Marin Drlje: “Essays in Econometrics of Matching Markets: Identification, Estimation and Practice”

Dissertation Committee:
Štěpán Jurajda (chair)
Jan Zápal
Nikolas Mittag

A large literature estimates various school admission and graduation effects by employing variation in student admission scores around schools' admission cutoffs, assuming (quasi-) random school assignment close to the cutoffs. In this dissertation I focus on this variation, both from the theoretical and practical standpoints.

In the first paper, I present evidence suggesting that the samples corresponding to typical applications of regression discontinuity design (RDD) fail to satisfy these assumptions. I distinguish ex-post randomization (as in admission lotteries applicable to those at the margin of admission) from ex-ante randomization, reflecting uncertainty about the market structure of applicants, which can be naturally quantified by resampling from the applicant population. Using data from the Croatian centralized college-admission system, I show that these ex-ante admission probabilities differ dramatically between treated and non-treated students within typical RDD bandwidths. Such unbalanced admission probability distributions suggest that bandwidths (and sample sizes) should be drastically reduced to avoid selection bias. I also show that a sizeable fraction of quasi-randomized assignments occur outside of the typical RDD bandwidths, suggesting that these are also inefficient. As an alternative, I propose a new estimator, the Propensity Score Discontinuity Design (PSDD), based on all observations with random assignments, which compares the outcomes of applicants matched on ex-ante admission probabilities, conditional on admission scores.

In the second paper, we note that, in centralized student-college matching markets, non-compliance with the matching assignment typically corresponds to enrolling in one's preferred program a year after the initial assignment, introducing significant non-compliance costs. We show that with costly non-compliance, the text it {exclusion restriction}, the key assumption of the LATE theorem, is violated, potentially leading to biased RDD estimates.
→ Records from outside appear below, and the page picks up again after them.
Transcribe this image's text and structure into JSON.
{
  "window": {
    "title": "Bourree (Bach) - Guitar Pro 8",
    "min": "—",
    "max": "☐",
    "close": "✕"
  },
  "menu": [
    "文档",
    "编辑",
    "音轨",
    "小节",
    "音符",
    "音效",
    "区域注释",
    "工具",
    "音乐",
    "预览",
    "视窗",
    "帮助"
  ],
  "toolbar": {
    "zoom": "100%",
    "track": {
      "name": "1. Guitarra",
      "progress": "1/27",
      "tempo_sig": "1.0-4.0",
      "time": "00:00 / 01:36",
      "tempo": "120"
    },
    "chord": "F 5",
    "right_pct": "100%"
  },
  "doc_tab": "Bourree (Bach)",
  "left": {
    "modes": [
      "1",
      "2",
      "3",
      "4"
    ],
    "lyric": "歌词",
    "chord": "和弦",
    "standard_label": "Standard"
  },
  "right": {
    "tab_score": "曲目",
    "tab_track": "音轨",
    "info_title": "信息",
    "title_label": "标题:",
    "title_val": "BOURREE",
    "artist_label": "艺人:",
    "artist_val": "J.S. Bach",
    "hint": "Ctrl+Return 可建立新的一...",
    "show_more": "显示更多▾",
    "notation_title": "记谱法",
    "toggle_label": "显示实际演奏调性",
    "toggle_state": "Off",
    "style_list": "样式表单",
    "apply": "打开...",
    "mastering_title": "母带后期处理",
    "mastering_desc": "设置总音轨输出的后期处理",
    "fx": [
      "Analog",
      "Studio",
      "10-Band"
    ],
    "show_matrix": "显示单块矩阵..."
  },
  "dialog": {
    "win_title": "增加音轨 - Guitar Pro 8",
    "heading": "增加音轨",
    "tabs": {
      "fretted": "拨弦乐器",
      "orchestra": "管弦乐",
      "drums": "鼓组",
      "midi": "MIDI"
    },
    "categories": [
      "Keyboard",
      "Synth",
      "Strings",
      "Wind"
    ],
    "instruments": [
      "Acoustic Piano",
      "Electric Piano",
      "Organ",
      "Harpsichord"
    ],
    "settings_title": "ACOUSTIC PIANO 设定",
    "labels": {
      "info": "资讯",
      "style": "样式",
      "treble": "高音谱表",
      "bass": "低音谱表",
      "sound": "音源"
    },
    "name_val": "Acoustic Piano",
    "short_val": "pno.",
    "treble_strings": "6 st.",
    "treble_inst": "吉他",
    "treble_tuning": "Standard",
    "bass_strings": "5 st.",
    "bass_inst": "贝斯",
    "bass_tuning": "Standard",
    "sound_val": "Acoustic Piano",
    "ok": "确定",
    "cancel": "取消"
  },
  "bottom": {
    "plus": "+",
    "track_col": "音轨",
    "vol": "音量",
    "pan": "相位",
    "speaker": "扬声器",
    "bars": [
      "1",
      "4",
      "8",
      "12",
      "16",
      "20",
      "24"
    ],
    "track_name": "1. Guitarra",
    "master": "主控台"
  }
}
We use data from a student-college matching market in Croatia to illustrate the empirical importance of this potential source of bias and propose a method inspired by cite (Lee2009}, which recovers the treatment effect bounds under the assumption that the costs of non-compliance are not related to the treatment assignment.

In the third paper analyzes family ties behind the college choice. While it is widely believed that family and social networks can influence important life decisions, identifying their causal effects is notoriously difficult. This paper presents causal evidence from three countries indicating that the educational trajectories of older siblings can significantly influence the college and major choices of younger siblings. In this analysis, we exploit institutional features of the college admissions systems in Chile, Croatia and Sweden that generate quasi-random variation in the educational paths followed by older siblings. Using regression discontinuity design, we show that younger siblings are significantly more likely to apply and enroll in the same college and major to which their older siblings are randomly assigned. We find that these sibling effects are stronger when older siblings enroll and are successful in majors that are more selective, have lower dropout rates and in which graduates have higher average earnings. Finally, the results from Sweden to Chile indicate sibling influence is greatest when the older sibling is a male. We explore several potential mechanisms and compare results across countries that have very different social and economic contexts. Taking the evidence together we conclude the results are most consistent with older siblings transmitting otherwise unavailable information about the college experience and its potential returns.


Full Text: “Essays in Econometrics of Matching Markets: Identification, Estimation and Practice